> _Task prompt_
In the material below, find all lines with the string "ストーリー" and copy them.

> _Data for the task_
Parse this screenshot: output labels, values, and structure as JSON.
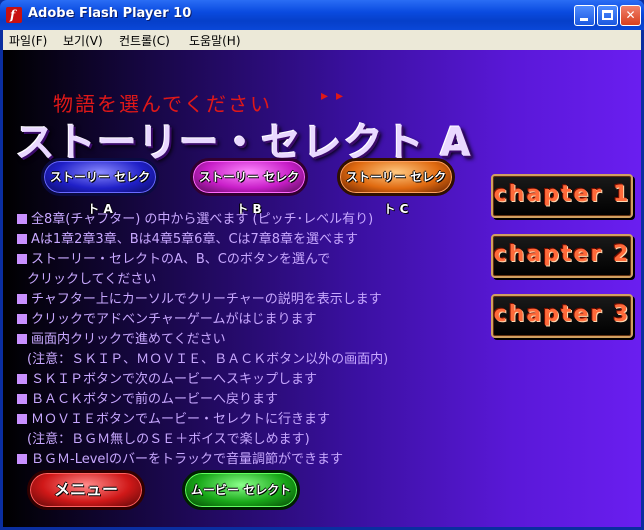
{
  "window": {
    "title": "Adobe Flash Player 10",
    "app_icon_glyph": "f",
    "minimize_glyph": "",
    "close_glyph": "✕"
  },
  "menubar": {
    "items": [
      "파일(F)",
      "보기(V)",
      "컨트롤(C)",
      "도움말(H)"
    ]
  },
  "stage": {
    "subtitle": "物語を選んでください",
    "subtitle_arrows": "▸▸",
    "title": "ストーリー・セレクト A",
    "story_buttons": [
      "ストーリー セレクト A",
      "ストーリー セレクト B",
      "ストーリー セレクト C"
    ],
    "chapter_buttons": [
      "chapter 1",
      "chapter 2",
      "chapter 3"
    ],
    "instructions": [
      {
        "bullet": true,
        "text": "全8章(チャフター) の中から選べます (ピッチ･レベル有り)"
      },
      {
        "bullet": true,
        "text": "Aは1章2章3章、Bは4章5章6章、Cは7章8章を選べます"
      },
      {
        "bullet": true,
        "text": "ストーリー・セレクトのA、B、Cのボタンを選んで"
      },
      {
        "bullet": false,
        "text": "クリックしてください"
      },
      {
        "bullet": true,
        "text": "チャフター上にカーソルでクリーチャーの説明を表示します"
      },
      {
        "bullet": true,
        "text": "クリックでアドベンチャーゲームがはじまります"
      },
      {
        "bullet": true,
        "text": "画面内クリックで進めてください"
      },
      {
        "bullet": false,
        "text": "(注意：ＳＫＩＰ、ＭＯＶＩＥ、ＢＡＣＫボタン以外の画面内)"
      },
      {
        "bullet": true,
        "text": "ＳＫＩＰボタンで次のムービーへスキップします"
      },
      {
        "bullet": true,
        "text": "ＢＡＣＫボタンで前のムービーへ戻ります"
      },
      {
        "bullet": true,
        "text": "ＭＯＶＩＥボタンでムービー・セレクトに行きます"
      },
      {
        "bullet": false,
        "text": "(注意：ＢＧＭ無しのＳＥ＋ボイスで楽しめます)"
      },
      {
        "bullet": true,
        "text": "ＢＧＭ-Levelのバーをトラックで音量調節ができます"
      }
    ],
    "menu_button": "メニュー",
    "movie_select_button": "ムービー セレクト"
  },
  "colors": {
    "titlebar": "#0a4be0",
    "subtitle": "#e01818",
    "instruction_text": "#c8a8ff",
    "chapter_text": "#ff6a3a"
  }
}
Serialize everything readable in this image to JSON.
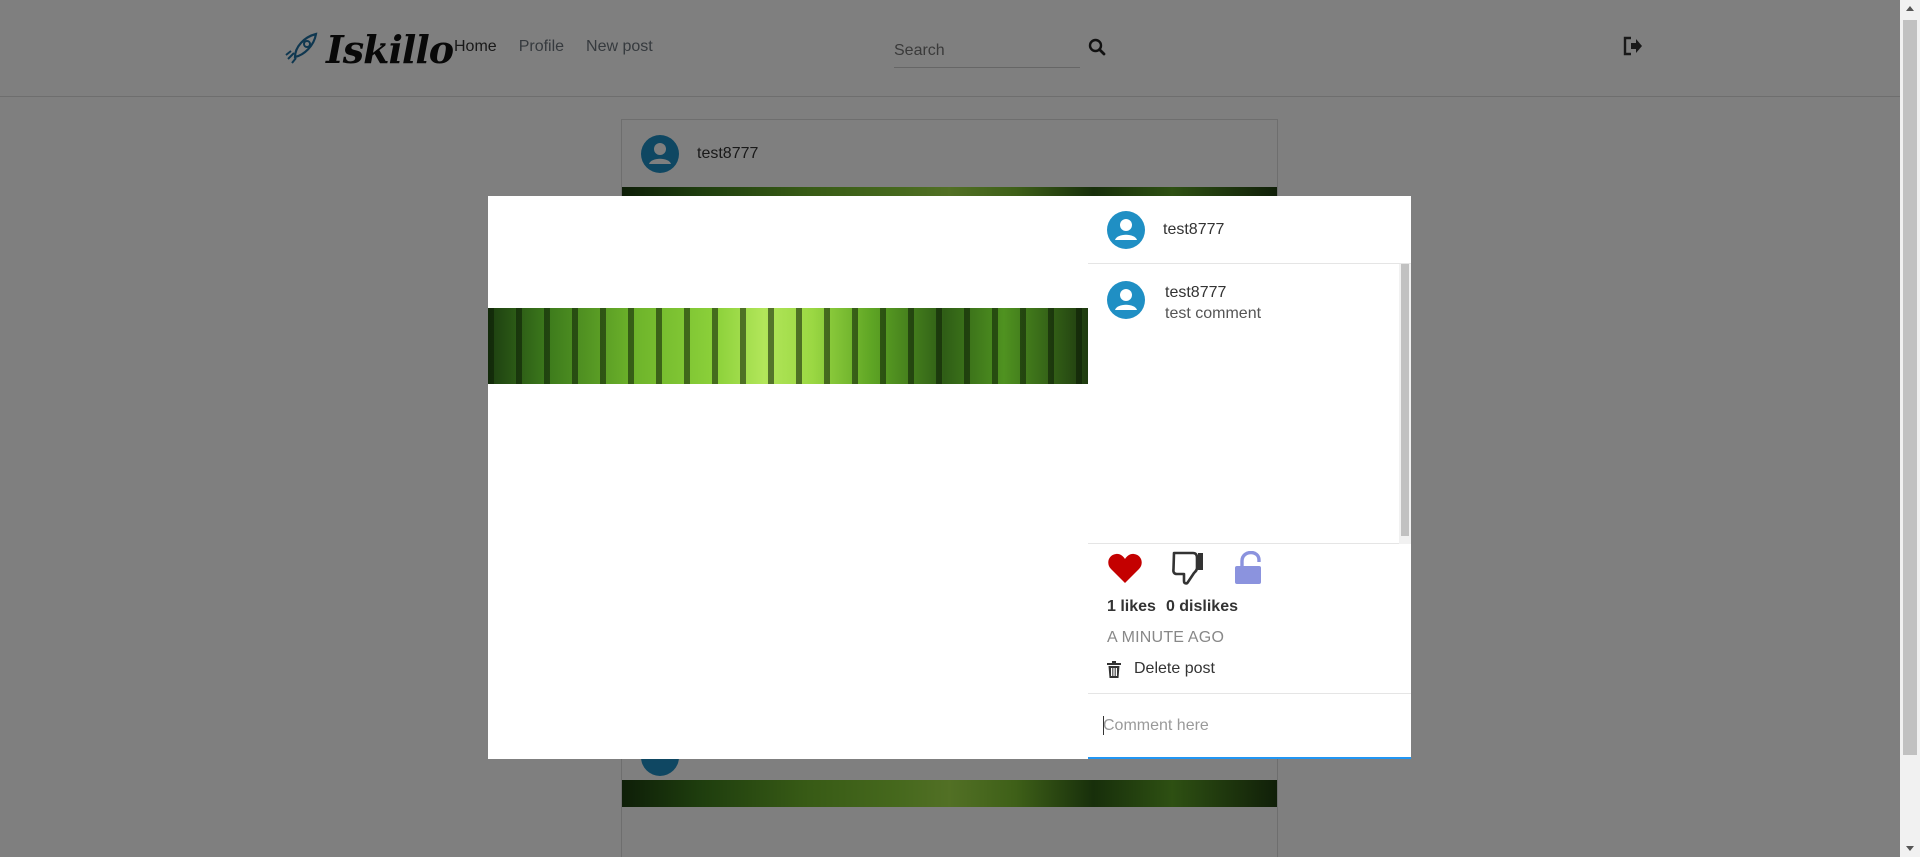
{
  "app": {
    "logo_text": "Iskillo"
  },
  "nav": {
    "links": [
      "Home",
      "Profile",
      "New post"
    ]
  },
  "search": {
    "placeholder": "Search"
  },
  "feed": {
    "post_author": "test8777"
  },
  "modal": {
    "author": "test8777",
    "comments": [
      {
        "user": "test8777",
        "text": "test comment"
      }
    ],
    "likes_label": "1 likes",
    "dislikes_label": "0 dislikes",
    "time_label": "A MINUTE AGO",
    "delete_label": "Delete post",
    "comment_placeholder": "Comment here"
  },
  "colors": {
    "like_active": "#c40000",
    "dislike": "#333333",
    "lock": "#8b93de",
    "avatar": "#1f8fc4",
    "input_focus": "#2196f3"
  },
  "icons": {
    "logo": "rocket-icon",
    "search": "search-icon",
    "logout": "logout-icon",
    "like": "heart-icon",
    "dislike": "thumbs-down-icon",
    "privacy": "unlock-icon",
    "delete": "trash-icon"
  }
}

> _Result of the task_
    "title": "ストーリー・セレクト A",
      "ストーリー セレクト A",
      "ストーリー セレクト B",
      "ストーリー セレクト C"
        "text": "ストーリー・セレクトのA、B、Cのボタンを選んで"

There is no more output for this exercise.